Descriptive analytics can benefit managers by showing basic data in charts or reports, Decision Line explains. These documents help answer questions for budgeting, sales, revenue and cost. “How much did we sell in each region? What was our revenue and profit last quarter? How many and what types of complaints did we resolve? Which factory has the lowest productivity? Descriptive analytics also help companies to classify customers into different segments, which enable them to develop specific marketing campaigns and advertising strategies,” Decision Line says.
The Dow Chemical company used descriptive analytics to increase facility utilization across its office and lab spaces globally. The company identified under-utilized space, ultimately increasing facility use 20 percent and generating an annual savings of approximately $4 million in space consolidation, IBM reports.
Wal-Mart mines terabytes of new data each day and pentabytes of historical data to uncover patterns in sales, according to DeZyre. Wal-Mart analyzes millions of online search keywords and hundreds of millions of customers from different sources to look at certain actions.

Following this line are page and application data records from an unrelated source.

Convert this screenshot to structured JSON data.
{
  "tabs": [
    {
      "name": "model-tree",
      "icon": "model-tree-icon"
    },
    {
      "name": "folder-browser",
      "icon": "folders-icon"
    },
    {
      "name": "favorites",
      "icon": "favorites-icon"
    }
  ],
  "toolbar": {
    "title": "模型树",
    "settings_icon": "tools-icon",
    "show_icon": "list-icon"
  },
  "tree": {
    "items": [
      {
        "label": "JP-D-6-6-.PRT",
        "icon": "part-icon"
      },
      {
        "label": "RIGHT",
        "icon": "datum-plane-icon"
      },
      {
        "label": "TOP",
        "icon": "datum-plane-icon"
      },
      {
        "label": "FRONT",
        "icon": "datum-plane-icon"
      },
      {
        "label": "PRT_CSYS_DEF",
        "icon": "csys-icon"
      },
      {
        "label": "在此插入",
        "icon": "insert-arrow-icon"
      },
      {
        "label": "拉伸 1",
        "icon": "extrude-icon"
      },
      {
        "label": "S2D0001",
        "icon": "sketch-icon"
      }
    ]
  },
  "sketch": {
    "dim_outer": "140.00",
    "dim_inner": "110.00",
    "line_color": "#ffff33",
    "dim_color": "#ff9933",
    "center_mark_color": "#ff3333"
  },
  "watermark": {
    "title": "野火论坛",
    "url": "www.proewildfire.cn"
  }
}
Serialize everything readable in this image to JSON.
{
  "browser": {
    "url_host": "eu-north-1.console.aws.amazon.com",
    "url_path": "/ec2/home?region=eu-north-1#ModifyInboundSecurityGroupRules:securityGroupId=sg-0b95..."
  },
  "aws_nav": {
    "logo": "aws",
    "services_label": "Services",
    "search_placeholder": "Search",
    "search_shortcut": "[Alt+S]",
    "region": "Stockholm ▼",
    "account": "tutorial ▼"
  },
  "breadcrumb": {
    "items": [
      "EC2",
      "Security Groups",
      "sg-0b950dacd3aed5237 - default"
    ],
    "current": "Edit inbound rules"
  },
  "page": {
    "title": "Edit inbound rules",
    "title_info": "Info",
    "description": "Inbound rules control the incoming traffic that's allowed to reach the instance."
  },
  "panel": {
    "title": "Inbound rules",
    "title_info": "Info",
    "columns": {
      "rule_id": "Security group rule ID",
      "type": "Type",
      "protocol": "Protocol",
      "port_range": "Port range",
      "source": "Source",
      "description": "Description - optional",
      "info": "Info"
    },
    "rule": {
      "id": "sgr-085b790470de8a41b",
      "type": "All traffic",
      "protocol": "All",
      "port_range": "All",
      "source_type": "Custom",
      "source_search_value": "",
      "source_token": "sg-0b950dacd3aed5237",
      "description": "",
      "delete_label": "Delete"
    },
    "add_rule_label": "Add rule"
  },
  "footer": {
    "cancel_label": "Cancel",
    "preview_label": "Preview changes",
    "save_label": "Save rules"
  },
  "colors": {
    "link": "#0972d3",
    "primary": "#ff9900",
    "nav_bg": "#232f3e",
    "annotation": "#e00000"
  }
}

For instance, Wal-Mart examines what consumers buy in store and online, what’s trending on Twitter and how the World Series and weather affect buying patterns.
Moving From Descriptive Analytics
Descriptive analytics are important and useful, but their application is limited. Once past events and patterns are understood, it’s natural to want to use that information to predict what will most likely happen and what a company should do. Companies must make the transition from descriptive analytics to predictive and prescriptive analytics to make the most of their data.
For instance, human resources analytics can examine how long certain employees have stayed with a company, their salary, how many days they were absent in a year and compare it to performance. Using simple demographic and performance indicators can help predict how long an employee with certain qualities will stay with the company, iNostix explains. Companies can also establish best practices based on these insights.
Historical data from Wal-Mart shows that before a hurricane, items besides tools like flashlights are in demand. “We didn’t know in the past that strawberry Pop-Tarts increase in sales, like seven times their normal sales rate, ahead of a hurricane,” Linda Dillman, former chief information officer at Wal-Mart and now chief information officer at QVC, told The New York Times. Wal-Mart now places Pop-Tarts at checkouts before a hurricane.
The Dramatic Rise of Career Opportunities in Big Data
The United States faces a shortage of 140,000 to 190,000 people with deep analytical skills, according to McKinsey & Company. There could also be a shortage of 1.5 million managers and analysts who are able to use big data to make effective decisions.
“Job postings seeking data scientists and business analytics specialists abound these days,” Management Information Systems Quarterly says. “There is a clear shortage of professionals with the ‘deep’ knowledge required to manage the three V’s of big data: volume, velocity, and variety. There is also an increasing demand for individuals with the deep knowledge needed to manage the three ‘perspectives’ of business decision making: descriptive, predictive, and prescriptive analytics.”